# Exercise prompt:
Locate each line with the string "icon" in the listing below and copy it.
:::
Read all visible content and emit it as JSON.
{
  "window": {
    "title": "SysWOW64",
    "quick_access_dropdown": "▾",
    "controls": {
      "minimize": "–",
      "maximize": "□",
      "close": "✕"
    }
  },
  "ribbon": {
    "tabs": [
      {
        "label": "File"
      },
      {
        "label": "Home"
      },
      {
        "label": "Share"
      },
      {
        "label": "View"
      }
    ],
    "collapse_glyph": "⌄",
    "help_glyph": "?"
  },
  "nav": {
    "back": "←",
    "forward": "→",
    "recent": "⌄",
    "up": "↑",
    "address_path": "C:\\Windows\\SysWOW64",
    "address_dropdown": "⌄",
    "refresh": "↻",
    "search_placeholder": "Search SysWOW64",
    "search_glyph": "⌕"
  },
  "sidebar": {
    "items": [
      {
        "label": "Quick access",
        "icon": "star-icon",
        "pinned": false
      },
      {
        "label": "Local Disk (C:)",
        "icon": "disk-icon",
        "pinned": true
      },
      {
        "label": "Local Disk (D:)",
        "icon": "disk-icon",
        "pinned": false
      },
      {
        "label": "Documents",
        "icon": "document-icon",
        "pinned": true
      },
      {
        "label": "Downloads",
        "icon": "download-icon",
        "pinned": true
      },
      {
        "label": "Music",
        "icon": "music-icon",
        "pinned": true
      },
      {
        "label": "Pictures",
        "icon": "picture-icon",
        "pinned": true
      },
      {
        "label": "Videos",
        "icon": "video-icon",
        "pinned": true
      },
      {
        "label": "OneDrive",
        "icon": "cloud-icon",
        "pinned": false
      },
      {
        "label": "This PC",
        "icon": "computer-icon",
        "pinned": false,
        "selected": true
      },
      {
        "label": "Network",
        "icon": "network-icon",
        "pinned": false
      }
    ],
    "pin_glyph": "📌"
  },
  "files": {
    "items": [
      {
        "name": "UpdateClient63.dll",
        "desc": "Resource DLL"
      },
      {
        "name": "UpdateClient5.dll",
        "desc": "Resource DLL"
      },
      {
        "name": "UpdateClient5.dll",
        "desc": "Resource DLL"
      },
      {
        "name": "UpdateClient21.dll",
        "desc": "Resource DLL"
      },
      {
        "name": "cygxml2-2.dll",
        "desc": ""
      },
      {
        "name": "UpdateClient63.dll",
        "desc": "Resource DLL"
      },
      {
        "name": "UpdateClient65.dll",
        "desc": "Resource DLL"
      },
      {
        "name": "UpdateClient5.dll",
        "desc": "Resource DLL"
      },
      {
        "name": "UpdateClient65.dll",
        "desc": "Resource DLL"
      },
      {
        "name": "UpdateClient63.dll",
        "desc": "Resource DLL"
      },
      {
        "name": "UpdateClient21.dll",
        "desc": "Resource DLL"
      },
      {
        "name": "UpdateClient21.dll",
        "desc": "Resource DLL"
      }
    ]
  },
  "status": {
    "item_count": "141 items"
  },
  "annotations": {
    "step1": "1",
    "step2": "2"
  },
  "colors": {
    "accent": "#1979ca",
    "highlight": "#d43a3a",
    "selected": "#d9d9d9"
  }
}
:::
# Answer:
        "icon": "star-icon",
        "icon": "disk-icon",
        "icon": "disk-icon",
        "icon": "document-icon",
        "icon": "download-icon",
        "icon": "music-icon",
        "icon": "picture-icon",
        "icon": "video-icon",
        "icon": "cloud-icon",
        "icon": "computer-icon",
        "icon": "network-icon",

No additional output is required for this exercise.